6 Value Addition of a Recovery Framework Provide opportunity to flesh out sector strategies in much greater operational and even project level detail and align them to the central recovery vision Practice based document stemming from a distillation of actual international experiences of recovery Increase the likelihood of having more consistent strategies across sectors, i.e. building back better Help develop more effective institutional arrangements at all levels of government Provide a detailed plan of action and objective and criteria-based means for prioritization

7 Value Addition of a Recovery Framework The Recovery Framework will help governments, donors and other stakeholders to: Maintain a cohesive and flexible structure for managing the overall recovery and reconstruction process; including communication flows and information feedback loops; Clarify roles, responsibilities, and institutional arrangements to capitalize on the strengths of each stakeholder; and augment capacity where needed; Effectively prioritize, sequence, and drive multi-sectoral and cross-cutting recovery decisions, activities, and allocation of resources; Systematically integrate disaster risk reduction in reconstruction and recovery; and formalize policy and strategic linkages across recovery and regular development processes; Implement recommendations and strategies outlined in disaster impact assessments; Assist in establishing robust and criteria-based monitoring and evaluation systems for recovery; Apply best practices from other countries to national contexts. The Objective: To provide a sequenced, prioritized, programmatic, yet flexible (living) overall action plan and stakeholder engagement mechanism that will guide the recovery and reconstruction process

8 Questions that the Recovery Framework helps answer What are the institutional and implementation arrangements for recovery? What are the monitoring and evaluation arrangements to know if we are successful in the recovery? How are these needs sequenced and prioritized? What is the demand for these needs? What is the institutional capacity for recovery and reconstruction? What are the needs in order to recover from this disaster and to build longer term resilience? Recovery & Reconstruction What is the basis for the financing plan for the recovery?

9 Recovery Framework Guide Development Recovery Framework Guide Development Outline Development Desk-based review of best practices, recovery and country recovery experiences 30 disasters selected Stakeholder Engagement Technical Working Group, International Advisory Group, Development Partners, Civil Society, Private Sector, other Partners Extensive consultation UNDP/EU/donors Bank internal Various fora for consultation (CG, IRP, GP) In-depth Country Case Studies and Field Research Best practices, lessons learned, new norms, compare country experiences, key elements of DRF around the world Case studies

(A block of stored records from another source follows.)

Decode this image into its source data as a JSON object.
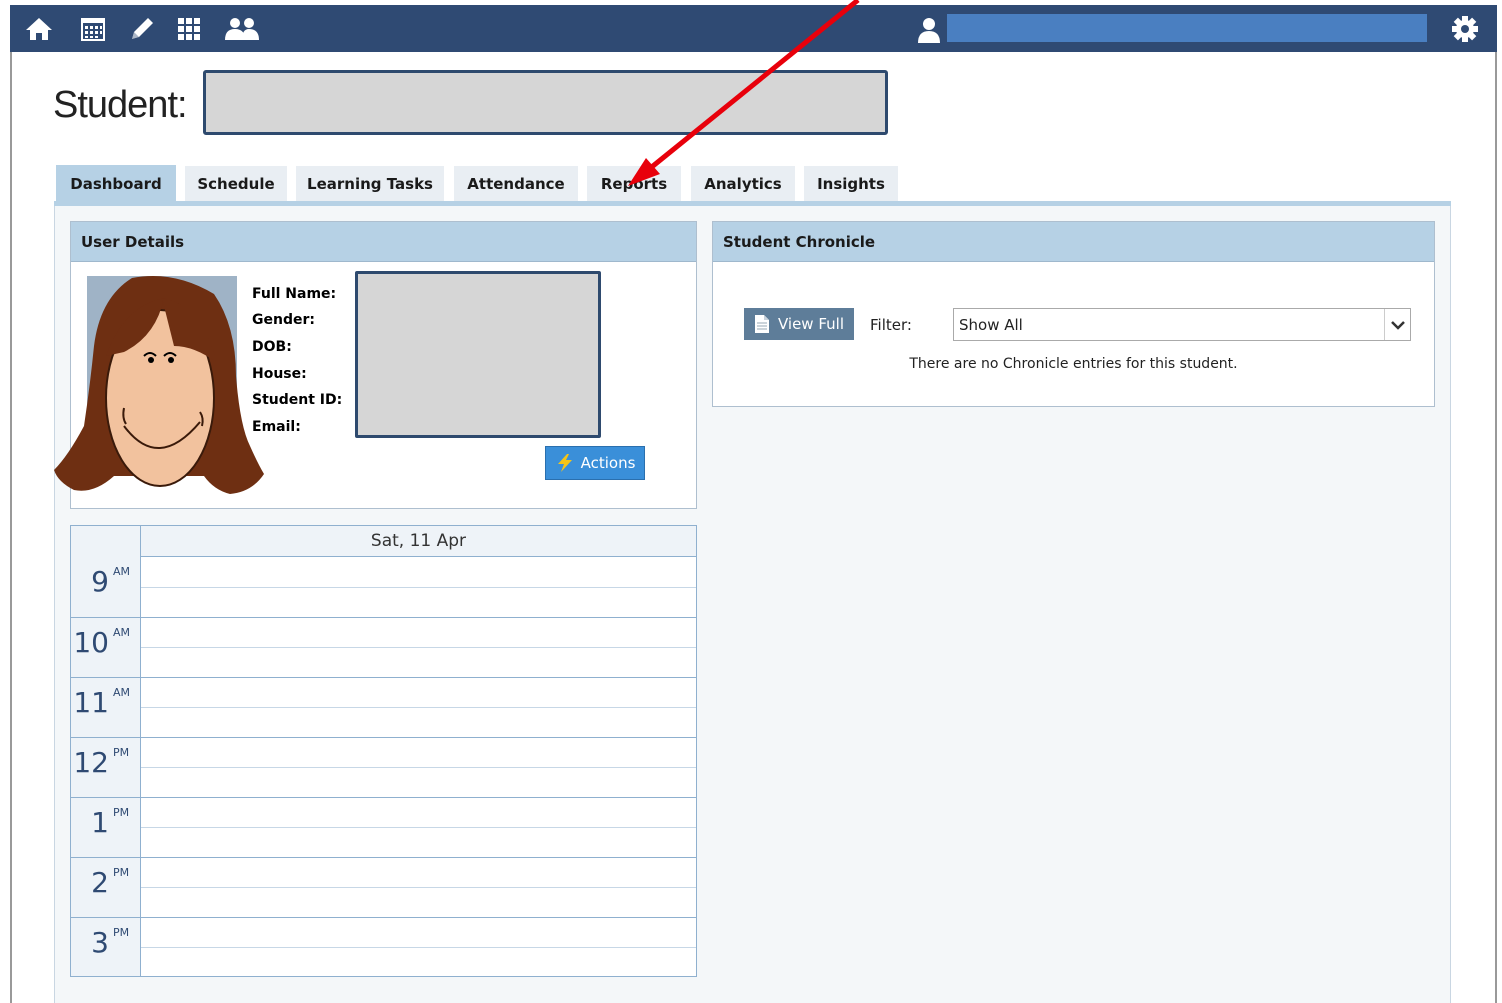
{
  "app": {
    "student_label": "Student:"
  },
  "icons": {
    "nav": [
      "home-icon",
      "calendar-icon",
      "pencil-icon",
      "grid-icon",
      "people-icon"
    ],
    "user": "user-icon",
    "settings": "gear-icon"
  },
  "colors": {
    "topbar": "#2f4a73",
    "tab_active": "#b6d1e5",
    "accent_button": "#3a8fd9"
  },
  "tabs": [
    {
      "label": "Dashboard",
      "active": true
    },
    {
      "label": "Schedule",
      "active": false
    },
    {
      "label": "Learning Tasks",
      "active": false
    },
    {
      "label": "Attendance",
      "active": false
    },
    {
      "label": "Reports",
      "active": false
    },
    {
      "label": "Analytics",
      "active": false
    },
    {
      "label": "Insights",
      "active": false
    }
  ],
  "user_details": {
    "title": "User Details",
    "fields": [
      "Full Name:",
      "Gender:",
      "DOB:",
      "House:",
      "Student ID:",
      "Email:"
    ],
    "actions_label": "Actions"
  },
  "chronicle": {
    "title": "Student Chronicle",
    "view_full_label": "View Full",
    "filter_label": "Filter:",
    "filter_value": "Show All",
    "empty_message": "There are no Chronicle entries for this student."
  },
  "calendar": {
    "day_label": "Sat, 11 Apr",
    "hours": [
      {
        "num": "9",
        "suffix": "AM"
      },
      {
        "num": "10",
        "suffix": "AM"
      },
      {
        "num": "11",
        "suffix": "AM"
      },
      {
        "num": "12",
        "suffix": "PM"
      },
      {
        "num": "1",
        "suffix": "PM"
      },
      {
        "num": "2",
        "suffix": "PM"
      },
      {
        "num": "3",
        "suffix": "PM"
      }
    ]
  }
}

10 Reconstruction and planning stages Rapid Assessment International donors pledge and commit financing Detailed implementation, planning, and prioritization of resources Produce a PDNA report Build on national examples of postdisaster reconstruction Undertake project preparation for physical and economic rehabilitation of the people affected Lay down the policy for participation of donors, corporate sector, and NGOs

11 Reconstruction and planning stages Develop a Project Management structure at all levels Assess resource requirement and develop a financing plan, based on a new development plan for the region Prepare a fund disbursement plan for the duration of the project Invite NGOs participation in reconstruction Seek community s active engagement in recovery and reconstruction Institute efficient and transparent procurement methods Observe construction standards and provide quality assurance Maintain accounts and undertake audit on a regular basis List performance indicators Organize technical assistance and capacity building efforts